Let's suppose I proposed a several million dollar state and federal program that would result in the loss of a hundred lives a year nationwide. This program would involve lots of lawyers and court proceedings, and give the state the right to take a life. The main purpose of this program is to make people who have had bad things happen to them feel better.
Guess what? That's the death penalty, or at least the case George Will made for it in Sunday's column.
I'm sure most conservatives would say that the government shouldn't be in the business of making people feel better. But not Mr. Will. No, Will writes that because Ryan commuted the death sentences, "his cavalier laceration of the unhealable wounds of those who mourn the victims of the killers the state of Illinois condemned."
So, Mr. Will is admitting that the wounds are unhealable, yet the government should keep the program in place in a vain attempt to heal them.

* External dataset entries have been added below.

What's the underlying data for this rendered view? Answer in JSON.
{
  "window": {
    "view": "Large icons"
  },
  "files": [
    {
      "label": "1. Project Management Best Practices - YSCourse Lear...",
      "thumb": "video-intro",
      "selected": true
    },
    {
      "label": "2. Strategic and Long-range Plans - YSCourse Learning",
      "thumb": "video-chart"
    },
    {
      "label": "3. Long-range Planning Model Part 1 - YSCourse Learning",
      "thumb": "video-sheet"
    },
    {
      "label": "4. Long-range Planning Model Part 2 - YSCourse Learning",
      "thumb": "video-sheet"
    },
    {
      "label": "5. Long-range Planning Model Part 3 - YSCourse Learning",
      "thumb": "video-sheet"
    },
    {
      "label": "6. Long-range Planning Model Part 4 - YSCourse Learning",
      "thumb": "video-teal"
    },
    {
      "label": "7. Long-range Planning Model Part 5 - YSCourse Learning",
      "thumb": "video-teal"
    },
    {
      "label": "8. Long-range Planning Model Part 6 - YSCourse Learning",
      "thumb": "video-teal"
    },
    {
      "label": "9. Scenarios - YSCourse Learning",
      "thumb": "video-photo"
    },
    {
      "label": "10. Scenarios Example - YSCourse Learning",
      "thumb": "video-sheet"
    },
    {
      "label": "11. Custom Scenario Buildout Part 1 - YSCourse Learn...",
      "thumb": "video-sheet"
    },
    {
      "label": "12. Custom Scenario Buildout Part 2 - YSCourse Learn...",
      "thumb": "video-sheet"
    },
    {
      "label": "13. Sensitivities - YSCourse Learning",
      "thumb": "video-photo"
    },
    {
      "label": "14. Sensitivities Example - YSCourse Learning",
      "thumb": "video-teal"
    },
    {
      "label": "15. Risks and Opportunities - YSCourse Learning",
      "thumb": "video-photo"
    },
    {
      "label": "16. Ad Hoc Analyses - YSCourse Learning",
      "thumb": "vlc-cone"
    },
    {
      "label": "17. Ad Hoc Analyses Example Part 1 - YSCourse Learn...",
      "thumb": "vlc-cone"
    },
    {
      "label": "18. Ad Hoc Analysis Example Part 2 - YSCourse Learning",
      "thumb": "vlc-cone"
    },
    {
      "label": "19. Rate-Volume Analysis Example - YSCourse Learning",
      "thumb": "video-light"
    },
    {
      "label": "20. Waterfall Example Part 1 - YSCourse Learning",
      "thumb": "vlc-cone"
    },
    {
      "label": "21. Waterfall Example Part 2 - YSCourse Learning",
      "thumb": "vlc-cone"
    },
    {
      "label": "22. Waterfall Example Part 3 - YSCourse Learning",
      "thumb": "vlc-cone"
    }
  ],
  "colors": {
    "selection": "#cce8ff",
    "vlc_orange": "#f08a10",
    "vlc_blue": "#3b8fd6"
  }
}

Mr. Will is right about one thing, the death penalty is a government program. A failed one, as its goal is to do the undoable, heal victims' families of their grief over a loved one. Its fate should be the same as any other costly government program with impossible goals -- elimination.